Poor as Davie’s book sounds it was at least accorded the attention of a reviewer who had no personal interest in the fate of the work. I think it is fairly obvious that this is not the case here. I do not insist on a necessarily favorable review, but I do think it incumbent on the part of the publication to at least provide an objective reviewer. NYR has been negligent in this respect in the past and continues to pander to sensationalism rather than concentrate on sound, objective journalism (the Weinstein-Smith issue is another case in point).
In any case, some corrections for the record:
(1) I was never, nor am I now, a professor of English at Stony Brook. I was merely a lecturer there, a fact which is clearly pointed out on the jacket of my book. When a reviewer uses a galley which is unrevised he runs the risk of making errors of this sort. That is precisely why almost every galley has this inscription on its cover: “Unrevised proofs. Please do not quote for publication until verified with finished book.”
(2) In accordance with the above there is no sentence in my book which refers to Eliot as having enjoyed “one of the sterling literary careers of this century.” If Davie must quote (as well as take sentences out of context) let him at least quote accurately.

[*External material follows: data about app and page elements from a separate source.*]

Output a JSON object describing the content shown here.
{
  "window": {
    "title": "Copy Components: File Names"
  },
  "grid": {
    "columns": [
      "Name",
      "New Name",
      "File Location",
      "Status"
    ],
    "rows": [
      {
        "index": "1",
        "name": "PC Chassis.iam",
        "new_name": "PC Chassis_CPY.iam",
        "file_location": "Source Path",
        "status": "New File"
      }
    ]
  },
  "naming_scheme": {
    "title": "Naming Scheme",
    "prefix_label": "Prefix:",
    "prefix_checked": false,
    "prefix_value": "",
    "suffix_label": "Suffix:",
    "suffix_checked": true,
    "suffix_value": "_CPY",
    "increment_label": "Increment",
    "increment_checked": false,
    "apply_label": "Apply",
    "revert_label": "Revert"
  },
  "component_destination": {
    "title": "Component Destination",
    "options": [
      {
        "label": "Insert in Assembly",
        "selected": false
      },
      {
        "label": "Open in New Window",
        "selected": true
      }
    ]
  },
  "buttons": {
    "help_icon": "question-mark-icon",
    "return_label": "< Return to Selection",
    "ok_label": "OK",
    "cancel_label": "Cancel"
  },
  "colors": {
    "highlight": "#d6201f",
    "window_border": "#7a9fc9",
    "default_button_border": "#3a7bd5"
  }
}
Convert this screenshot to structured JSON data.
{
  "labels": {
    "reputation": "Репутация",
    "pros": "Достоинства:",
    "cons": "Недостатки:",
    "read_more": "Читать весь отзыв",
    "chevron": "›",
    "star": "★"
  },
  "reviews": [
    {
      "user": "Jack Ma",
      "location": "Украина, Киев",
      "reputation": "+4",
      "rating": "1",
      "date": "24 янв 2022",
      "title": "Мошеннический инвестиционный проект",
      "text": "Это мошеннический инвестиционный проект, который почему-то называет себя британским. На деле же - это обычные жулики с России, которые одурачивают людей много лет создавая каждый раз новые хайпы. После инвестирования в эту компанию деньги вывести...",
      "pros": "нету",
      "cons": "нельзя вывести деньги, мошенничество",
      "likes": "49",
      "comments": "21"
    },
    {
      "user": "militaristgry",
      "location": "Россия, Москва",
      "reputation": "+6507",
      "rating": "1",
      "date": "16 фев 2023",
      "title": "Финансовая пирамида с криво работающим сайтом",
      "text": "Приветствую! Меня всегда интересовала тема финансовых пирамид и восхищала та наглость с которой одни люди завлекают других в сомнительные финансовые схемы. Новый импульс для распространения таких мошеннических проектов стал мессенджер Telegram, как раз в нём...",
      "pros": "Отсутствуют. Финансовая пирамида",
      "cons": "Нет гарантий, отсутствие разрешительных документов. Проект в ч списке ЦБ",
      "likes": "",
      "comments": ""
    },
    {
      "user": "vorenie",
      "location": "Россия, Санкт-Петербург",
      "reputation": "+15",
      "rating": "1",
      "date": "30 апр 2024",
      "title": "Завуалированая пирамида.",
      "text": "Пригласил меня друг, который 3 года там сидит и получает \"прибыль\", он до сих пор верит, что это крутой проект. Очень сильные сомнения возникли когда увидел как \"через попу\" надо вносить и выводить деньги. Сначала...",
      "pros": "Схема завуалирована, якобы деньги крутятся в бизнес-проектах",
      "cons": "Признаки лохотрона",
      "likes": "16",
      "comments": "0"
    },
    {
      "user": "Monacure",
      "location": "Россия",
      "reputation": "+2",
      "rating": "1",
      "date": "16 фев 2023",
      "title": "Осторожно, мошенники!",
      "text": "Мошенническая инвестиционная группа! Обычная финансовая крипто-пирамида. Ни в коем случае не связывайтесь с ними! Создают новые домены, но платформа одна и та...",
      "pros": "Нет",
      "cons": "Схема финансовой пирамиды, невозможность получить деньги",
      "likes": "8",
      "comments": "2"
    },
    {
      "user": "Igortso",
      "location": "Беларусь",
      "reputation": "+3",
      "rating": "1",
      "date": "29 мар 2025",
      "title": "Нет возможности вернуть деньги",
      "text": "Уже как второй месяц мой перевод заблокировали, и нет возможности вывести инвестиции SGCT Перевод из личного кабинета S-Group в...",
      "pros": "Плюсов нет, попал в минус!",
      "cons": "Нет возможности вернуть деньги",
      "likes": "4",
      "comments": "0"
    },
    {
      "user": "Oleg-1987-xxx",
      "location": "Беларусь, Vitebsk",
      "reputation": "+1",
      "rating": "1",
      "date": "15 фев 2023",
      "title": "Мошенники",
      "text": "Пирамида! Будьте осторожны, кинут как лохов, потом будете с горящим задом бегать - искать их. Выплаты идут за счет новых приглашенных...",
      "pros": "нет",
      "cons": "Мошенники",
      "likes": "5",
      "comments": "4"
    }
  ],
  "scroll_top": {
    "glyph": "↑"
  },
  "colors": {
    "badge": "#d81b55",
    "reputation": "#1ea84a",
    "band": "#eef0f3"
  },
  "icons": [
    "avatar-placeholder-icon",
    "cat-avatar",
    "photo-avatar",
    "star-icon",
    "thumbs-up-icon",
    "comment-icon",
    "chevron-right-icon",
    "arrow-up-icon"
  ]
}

(3) The phrase Davie cites from a Guest Word of mine which appeared long ago in The New York Times Book Review was not a “malapropism”; it was a misprint on the part of the Times. But why does Davie fixate on that two-year-old article? And why is he so concerned with how much or how little publicity my book was given and what terms Viking used to describe it in its advertising campaign? This sounds like rank jealousy to me.
(4) That “poor harvest” of fourteen volumes worth of FBI files, as Davie calls them, yielded some forty previously unpublished Pound letters to the likes of Mussolini, Ciano, and Mezzasoma. That fact may not be of interest to stiff-wristed Davie, but I think it of interest to other potential readers.

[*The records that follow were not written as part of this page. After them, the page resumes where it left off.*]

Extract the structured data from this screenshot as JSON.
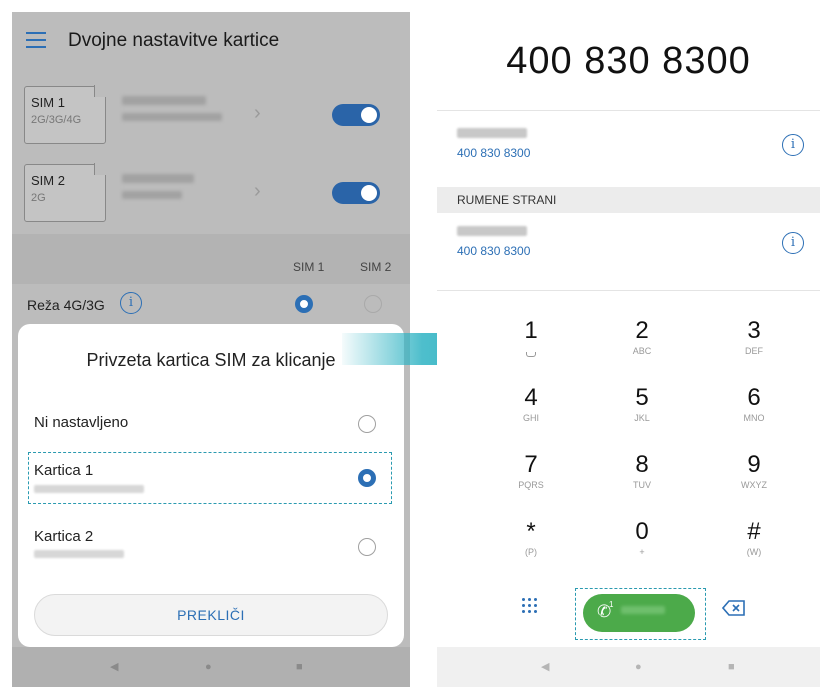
{
  "left": {
    "title": "Dvojne nastavitve kartice",
    "sims": [
      {
        "name": "SIM 1",
        "network": "2G/3G/4G"
      },
      {
        "name": "SIM 2",
        "network": "2G"
      }
    ],
    "col_sim1": "SIM 1",
    "col_sim2": "SIM 2",
    "network_label": "Reža 4G/3G",
    "info_glyph": "i",
    "dialog": {
      "title": "Privzeta kartica SIM za klicanje",
      "options": [
        "Ni nastavljeno",
        "Kartica 1",
        "Kartica 2"
      ],
      "selected": "Kartica 1",
      "cancel": "PREKLIČI"
    }
  },
  "right": {
    "number": "400 830 8300",
    "contacts": [
      {
        "number": "400 830 8300"
      },
      {
        "number": "400 830 8300"
      }
    ],
    "section_header": "RUMENE STRANI",
    "keys": [
      {
        "digit": "1",
        "letters": ""
      },
      {
        "digit": "2",
        "letters": "ABC"
      },
      {
        "digit": "3",
        "letters": "DEF"
      },
      {
        "digit": "4",
        "letters": "GHI"
      },
      {
        "digit": "5",
        "letters": "JKL"
      },
      {
        "digit": "6",
        "letters": "MNO"
      },
      {
        "digit": "7",
        "letters": "PQRS"
      },
      {
        "digit": "8",
        "letters": "TUV"
      },
      {
        "digit": "9",
        "letters": "WXYZ"
      },
      {
        "digit": "*",
        "letters": "(P)"
      },
      {
        "digit": "0",
        "letters": "+"
      },
      {
        "digit": "#",
        "letters": "(W)"
      }
    ],
    "call_sim_indicator": "1"
  },
  "nav": {
    "back": "◀",
    "home": "●",
    "recent": "■"
  },
  "colors": {
    "accent": "#2c6fb5",
    "call_green": "#4caa4a",
    "highlight_dash": "#2a9ab0",
    "arrow": "#2fb3c3"
  },
  "icons": [
    "menu-icon",
    "chevron-right-icon",
    "info-icon",
    "dialpad-icon",
    "phone-icon",
    "backspace-icon"
  ]
}
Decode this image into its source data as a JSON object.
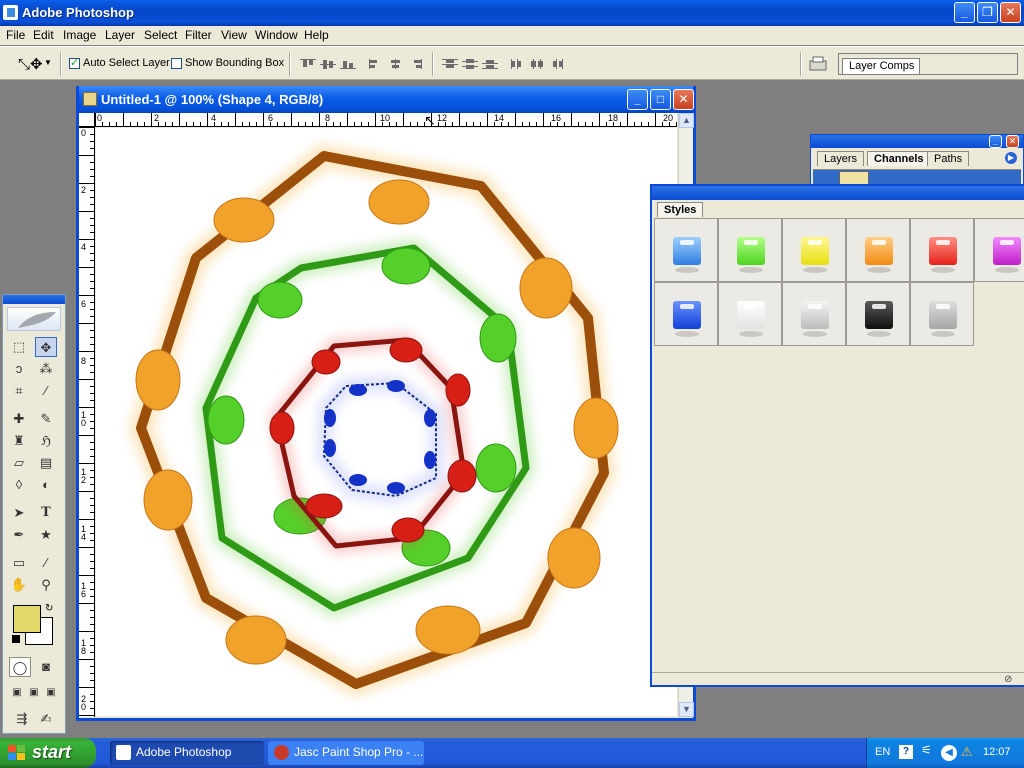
{
  "app": {
    "title": "Adobe Photoshop"
  },
  "menu": [
    "File",
    "Edit",
    "Image",
    "Layer",
    "Select",
    "Filter",
    "View",
    "Window",
    "Help"
  ],
  "options": {
    "auto_select_label": "Auto Select Layer",
    "auto_select_checked": true,
    "show_bounding_label": "Show Bounding Box",
    "show_bounding_checked": false,
    "layer_comps_label": "Layer Comps"
  },
  "document": {
    "title": "Untitled-1 @ 100% (Shape 4, RGB/8)",
    "ruler_h": [
      "0",
      "2",
      "4",
      "6",
      "8",
      "10",
      "12",
      "14",
      "16",
      "18",
      "20"
    ],
    "ruler_v": [
      "0",
      "2",
      "4",
      "6",
      "8",
      "1 0",
      "1 2",
      "1 4",
      "1 6",
      "1 8",
      "2 0"
    ]
  },
  "layers_panel": {
    "tabs": [
      "Layers",
      "Channels",
      "Paths"
    ],
    "active_tab": "Channels"
  },
  "styles_panel": {
    "tab": "Styles",
    "swatches": [
      "#2f7ee0",
      "#4dd41e",
      "#e8df12",
      "#f08a12",
      "#e62219",
      "#c01ec8",
      "#1040d8",
      "#f4f4f4",
      "#d6d6d6",
      "#1a1a1a",
      "#bdbdbd"
    ]
  },
  "colors": {
    "foreground": "#e3d96a",
    "background": "#ffffff"
  },
  "taskbar": {
    "start_label": "start",
    "items": [
      {
        "label": "Adobe Photoshop",
        "active": true
      },
      {
        "label": "Jasc Paint Shop Pro - ...",
        "active": false
      }
    ],
    "language": "EN",
    "clock": "12:07"
  }
}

Enough quibbling for the time being. Let those interested in such affairs read my book as well as Davie’s latest and decide for themselves which of the two is more worthy.
C. David Heymann

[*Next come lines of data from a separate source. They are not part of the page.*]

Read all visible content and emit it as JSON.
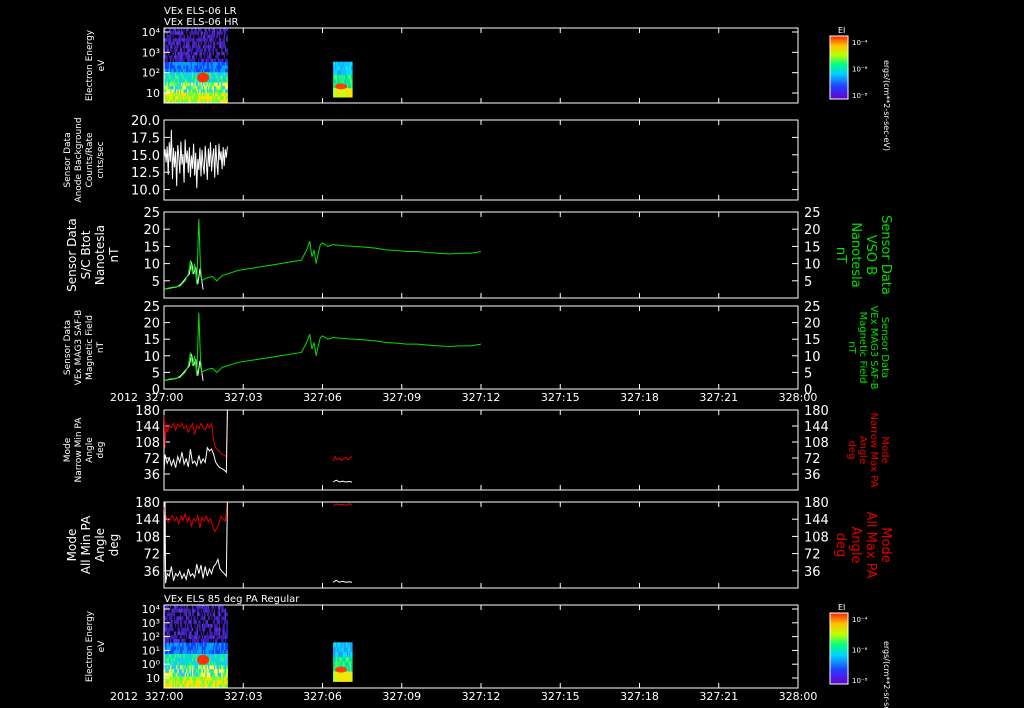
{
  "chart_data": {
    "type": "line",
    "x_axis": {
      "year_label": "2012",
      "range": [
        "327:00",
        "328:00"
      ],
      "ticks": [
        "327:00",
        "327:03",
        "327:06",
        "327:09",
        "327:12",
        "327:15",
        "327:18",
        "327:21",
        "328:00"
      ]
    },
    "panels": [
      {
        "id": "els06",
        "type": "heatmap",
        "titles": [
          "VEx ELS-06 LR",
          "VEx ELS-06 HR"
        ],
        "ylabel": [
          "Electron Energy",
          "eV"
        ],
        "y_ticks": [
          "10",
          "10²",
          "10³",
          "10⁴"
        ],
        "log_y": true,
        "colorbar": {
          "label": "EI",
          "unit": "ergs/(cm**2-sr-sec-eV)",
          "ticks": [
            "10⁻⁴",
            "10⁻⁶",
            "10⁻⁸"
          ]
        },
        "segments": [
          {
            "x": [
              327.0,
              327.06
            ],
            "energy_range_eV": [
              2,
              20000
            ]
          },
          {
            "x": [
              327.16,
              327.18
            ],
            "energy_range_eV": [
              3,
              300
            ]
          }
        ]
      },
      {
        "id": "background",
        "type": "line",
        "ylabel": [
          "Sensor Data",
          "Anode Background",
          "Counts/Rate",
          "cnts/sec"
        ],
        "ylim": [
          8.5,
          20.0
        ],
        "y_ticks": [
          "10.0",
          "12.5",
          "15.0",
          "17.5",
          "20.0"
        ],
        "series": [
          {
            "color": "#ffffff",
            "x": [
              0.0,
              0.1,
              0.2,
              0.3,
              0.4,
              0.5,
              0.6,
              0.7,
              0.8,
              0.9,
              1.0,
              1.1,
              1.2,
              1.3,
              1.4,
              1.5,
              1.6,
              1.7,
              1.8,
              1.9,
              2.0,
              2.1,
              2.2,
              2.3,
              2.4,
              2.5,
              2.6,
              2.7,
              2.8,
              2.9,
              3.0,
              3.1,
              3.2,
              3.3,
              3.4,
              3.5,
              3.6,
              3.7,
              3.8,
              3.9,
              4.0,
              4.1,
              4.2,
              4.3,
              4.4,
              4.5,
              4.6,
              4.7,
              4.8,
              4.9,
              5.0,
              5.1,
              5.2,
              5.3,
              5.4,
              5.5,
              5.6,
              5.7,
              5.8,
              5.9,
              6.0
            ],
            "y": [
              14.5,
              15.8,
              13.9,
              16.2,
              12.1,
              16.8,
              14.0,
              18.6,
              11.5,
              16.0,
              13.2,
              15.5,
              10.5,
              16.4,
              14.8,
              12.3,
              16.9,
              13.6,
              15.1,
              11.0,
              17.2,
              13.8,
              15.6,
              12.4,
              16.1,
              11.8,
              14.9,
              13.0,
              16.6,
              12.0,
              15.3,
              10.2,
              14.4,
              12.8,
              16.0,
              11.9,
              15.7,
              13.5,
              12.2,
              16.3,
              14.1,
              11.4,
              15.9,
              13.3,
              16.8,
              12.6,
              14.7,
              15.9,
              11.7,
              16.4,
              13.9,
              12.1,
              16.6,
              14.2,
              15.5,
              12.9,
              16.1,
              13.4,
              15.8,
              14.6,
              16.2
            ]
          }
        ]
      },
      {
        "id": "bmag",
        "type": "line",
        "ylabel": [
          "Sensor Data",
          "S/C Btot",
          "Nanotesla",
          "nT"
        ],
        "right_label": [
          "Sensor Data",
          "VSO B",
          "Nanotesla",
          "nT"
        ],
        "ylim": [
          0,
          25
        ],
        "y_ticks": [
          "5",
          "10",
          "15",
          "20",
          "25"
        ],
        "series": [
          {
            "color": "#ffffff",
            "x": [
              0.0,
              0.4,
              0.8,
              1.2,
              1.6,
              2.0,
              2.4,
              2.6,
              2.8,
              3.0,
              3.2,
              3.4,
              3.6,
              3.7
            ],
            "y": [
              2.5,
              2.8,
              3.0,
              3.2,
              4.0,
              5.5,
              7.0,
              10.5,
              7.0,
              9.0,
              4.0,
              8.5,
              4.5,
              2.5
            ]
          },
          {
            "color": "#00e000",
            "x": [
              0.0,
              0.5,
              1.0,
              1.5,
              2.0,
              2.3,
              2.5,
              2.7,
              2.9,
              3.1,
              3.3,
              3.45,
              3.6,
              3.8,
              4.2,
              4.6,
              5.0,
              5.5,
              6.0,
              7.0,
              8.0,
              9.0,
              10.0,
              11.0,
              12.0,
              13.0,
              13.5,
              13.8,
              14.0,
              14.2,
              14.4,
              14.6,
              14.8,
              15.0,
              15.5,
              16.0,
              17.0,
              18.0,
              19.0,
              20.0,
              21.0,
              22.0,
              23.0,
              24.0,
              25.0,
              26.0,
              27.0,
              28.0,
              29.0,
              30.0
            ],
            "y": [
              2.5,
              3.0,
              3.2,
              3.4,
              5.0,
              7.0,
              11.0,
              7.0,
              10.0,
              4.0,
              23.0,
              9.0,
              5.0,
              5.5,
              6.0,
              6.2,
              5.0,
              6.5,
              7.0,
              8.0,
              8.5,
              9.0,
              9.5,
              10.0,
              10.5,
              11.0,
              14.0,
              16.5,
              12.0,
              14.0,
              10.0,
              13.0,
              15.5,
              16.0,
              15.0,
              15.5,
              15.2,
              15.0,
              14.8,
              14.5,
              14.0,
              13.8,
              13.5,
              13.5,
              13.2,
              13.0,
              12.8,
              13.0,
              13.0,
              13.5
            ]
          }
        ]
      },
      {
        "id": "mag3",
        "type": "line",
        "ylabel": [
          "Sensor Data",
          "VEx MAG3 SAF-B",
          "Magnetic Field",
          "nT"
        ],
        "right_label": [
          "Sensor Data",
          "VEx MAG3 SAF-B",
          "Magnetic Field",
          "nT"
        ],
        "ylim": [
          0,
          25
        ],
        "y_ticks": [
          "0",
          "5",
          "10",
          "15",
          "20",
          "25"
        ],
        "series": [
          {
            "color": "#ffffff",
            "x": [
              0.0,
              0.4,
              0.8,
              1.2,
              1.6,
              2.0,
              2.4,
              2.6,
              2.8,
              3.0,
              3.2,
              3.4,
              3.6,
              3.7
            ],
            "y": [
              2.5,
              2.8,
              3.0,
              3.2,
              4.0,
              5.5,
              7.0,
              10.5,
              7.0,
              9.0,
              4.0,
              8.5,
              4.5,
              2.5
            ]
          },
          {
            "color": "#00e000",
            "x": [
              0.0,
              0.5,
              1.0,
              1.5,
              2.0,
              2.3,
              2.5,
              2.7,
              2.9,
              3.1,
              3.3,
              3.45,
              3.6,
              3.8,
              4.2,
              4.6,
              5.0,
              5.5,
              6.0,
              7.0,
              8.0,
              9.0,
              10.0,
              11.0,
              12.0,
              13.0,
              13.5,
              13.8,
              14.0,
              14.2,
              14.4,
              14.6,
              14.8,
              15.0,
              15.5,
              16.0,
              17.0,
              18.0,
              19.0,
              20.0,
              21.0,
              22.0,
              23.0,
              24.0,
              25.0,
              26.0,
              27.0,
              28.0,
              29.0,
              30.0
            ],
            "y": [
              2.5,
              3.0,
              3.2,
              3.4,
              5.0,
              7.0,
              11.0,
              7.0,
              10.0,
              4.0,
              23.0,
              9.0,
              5.0,
              5.5,
              6.0,
              6.2,
              5.0,
              6.5,
              7.0,
              8.0,
              8.5,
              9.0,
              9.5,
              10.0,
              10.5,
              11.0,
              14.0,
              16.5,
              12.0,
              14.0,
              10.0,
              13.0,
              15.5,
              16.0,
              15.0,
              15.5,
              15.2,
              15.0,
              14.8,
              14.5,
              14.0,
              13.8,
              13.5,
              13.5,
              13.2,
              13.0,
              12.8,
              13.0,
              13.0,
              13.5
            ]
          }
        ]
      },
      {
        "id": "pa_narrow",
        "type": "line",
        "ylabel": [
          "Mode",
          "Narrow Min PA",
          "Angle",
          "deg"
        ],
        "right_label": [
          "Mode",
          "Narrow Max PA",
          "Angle",
          "deg"
        ],
        "ylim": [
          0,
          180
        ],
        "y_ticks": [
          "36",
          "72",
          "108",
          "144",
          "180"
        ],
        "series": [
          {
            "color": "#e00000",
            "x": [
              0.0,
              0.1,
              0.2,
              0.3,
              0.5,
              0.7,
              0.9,
              1.1,
              1.3,
              1.5,
              1.7,
              1.9,
              2.1,
              2.3,
              2.5,
              2.7,
              2.9,
              3.1,
              3.3,
              3.5,
              3.7,
              3.9,
              4.1,
              4.3,
              4.5,
              4.7,
              4.9,
              5.1,
              5.3,
              5.5,
              5.7,
              5.9,
              6.0
            ],
            "y": [
              180,
              95,
              150,
              130,
              145,
              140,
              150,
              135,
              148,
              142,
              150,
              138,
              145,
              130,
              140,
              150,
              125,
              145,
              138,
              150,
              140,
              135,
              148,
              140,
              150,
              110,
              95,
              90,
              85,
              80,
              78,
              75,
              180
            ],
            "x2": [
              16.0,
              16.2,
              16.4,
              16.6,
              16.8,
              17.0,
              17.2,
              17.4,
              17.6,
              17.8
            ],
            "y2": [
              65,
              75,
              68,
              72,
              66,
              70,
              74,
              68,
              72,
              76
            ]
          },
          {
            "color": "#ffffff",
            "x": [
              0.0,
              0.1,
              0.3,
              0.5,
              0.7,
              0.9,
              1.1,
              1.3,
              1.5,
              1.7,
              1.9,
              2.1,
              2.3,
              2.5,
              2.7,
              2.9,
              3.1,
              3.3,
              3.5,
              3.7,
              3.9,
              4.1,
              4.3,
              4.5,
              4.7,
              4.9,
              5.1,
              5.3,
              5.5,
              5.7,
              5.9,
              6.0
            ],
            "y": [
              40,
              80,
              60,
              72,
              55,
              68,
              50,
              75,
              62,
              85,
              58,
              70,
              52,
              92,
              60,
              65,
              55,
              78,
              60,
              70,
              62,
              95,
              88,
              92,
              80,
              62,
              55,
              50,
              48,
              45,
              40,
              180
            ],
            "x2": [
              16.0,
              16.3,
              16.6,
              16.9,
              17.2,
              17.5,
              17.8
            ],
            "y2": [
              18,
              22,
              18,
              20,
              18,
              19,
              18
            ]
          }
        ]
      },
      {
        "id": "pa_all",
        "type": "line",
        "ylabel": [
          "Mode",
          "All Min PA",
          "Angle",
          "deg"
        ],
        "right_label": [
          "Mode",
          "All Max PA",
          "Angle",
          "deg"
        ],
        "ylim": [
          0,
          180
        ],
        "y_ticks": [
          "36",
          "72",
          "108",
          "144",
          "180"
        ],
        "series": [
          {
            "color": "#e00000",
            "x": [
              0.0,
              0.1,
              0.2,
              0.4,
              0.6,
              0.8,
              1.0,
              1.2,
              1.4,
              1.6,
              1.8,
              2.0,
              2.2,
              2.4,
              2.6,
              2.8,
              3.0,
              3.2,
              3.4,
              3.6,
              3.8,
              4.0,
              4.2,
              4.4,
              4.6,
              4.8,
              5.0,
              5.2,
              5.4,
              5.6,
              5.8,
              6.0
            ],
            "y": [
              180,
              140,
              150,
              138,
              145,
              152,
              140,
              148,
              135,
              150,
              142,
              155,
              138,
              148,
              130,
              145,
              140,
              152,
              125,
              148,
              140,
              150,
              138,
              145,
              130,
              118,
              125,
              135,
              150,
              145,
              140,
              180
            ],
            "x2": [
              16.0,
              16.3,
              16.6,
              16.9,
              17.2,
              17.5,
              17.8
            ],
            "y2": [
              172,
              176,
              174,
              175,
              173,
              176,
              175
            ]
          },
          {
            "color": "#ffffff",
            "x": [
              0.0,
              0.1,
              0.15,
              0.3,
              0.5,
              0.7,
              0.9,
              1.1,
              1.3,
              1.5,
              1.7,
              1.9,
              2.1,
              2.3,
              2.5,
              2.7,
              2.9,
              3.1,
              3.3,
              3.5,
              3.7,
              3.9,
              4.1,
              4.3,
              4.5,
              4.7,
              4.9,
              5.1,
              5.3,
              5.5,
              5.7,
              5.9,
              6.0
            ],
            "y": [
              20,
              180,
              10,
              30,
              25,
              45,
              15,
              30,
              25,
              35,
              20,
              30,
              18,
              40,
              25,
              30,
              22,
              50,
              30,
              48,
              20,
              45,
              25,
              40,
              30,
              45,
              50,
              60,
              40,
              35,
              30,
              25,
              180
            ],
            "x2": [
              16.0,
              16.3,
              16.6,
              16.9,
              17.2,
              17.5,
              17.8
            ],
            "y2": [
              12,
              16,
              12,
              14,
              12,
              13,
              12
            ]
          }
        ]
      },
      {
        "id": "els85",
        "type": "heatmap",
        "titles": [
          "VEx ELS 85 deg PA Regular"
        ],
        "ylabel": [
          "Electron Energy",
          "eV"
        ],
        "y_ticks": [
          "10",
          "10⁰",
          "10¹",
          "10²",
          "10³",
          "10⁴"
        ],
        "log_y": true,
        "colorbar": {
          "label": "EI",
          "unit": "ergs/(cm**2-sr-sec-eV)",
          "ticks": [
            "10⁻⁴",
            "10⁻⁶",
            "10⁻⁸"
          ]
        },
        "segments": [
          {
            "x": [
              327.0,
              327.06
            ],
            "energy_range_eV": [
              0.3,
              20000
            ]
          },
          {
            "x": [
              327.16,
              327.18
            ],
            "energy_range_eV": [
              2,
              300
            ]
          }
        ]
      }
    ]
  }
}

New York City
Donald Davie replies:
I am sorry for crediting Mr. Heymann with a dignity that Stony Brook has not in fact accorded him. Where I called him “professor,” the correct term is “lecturer.”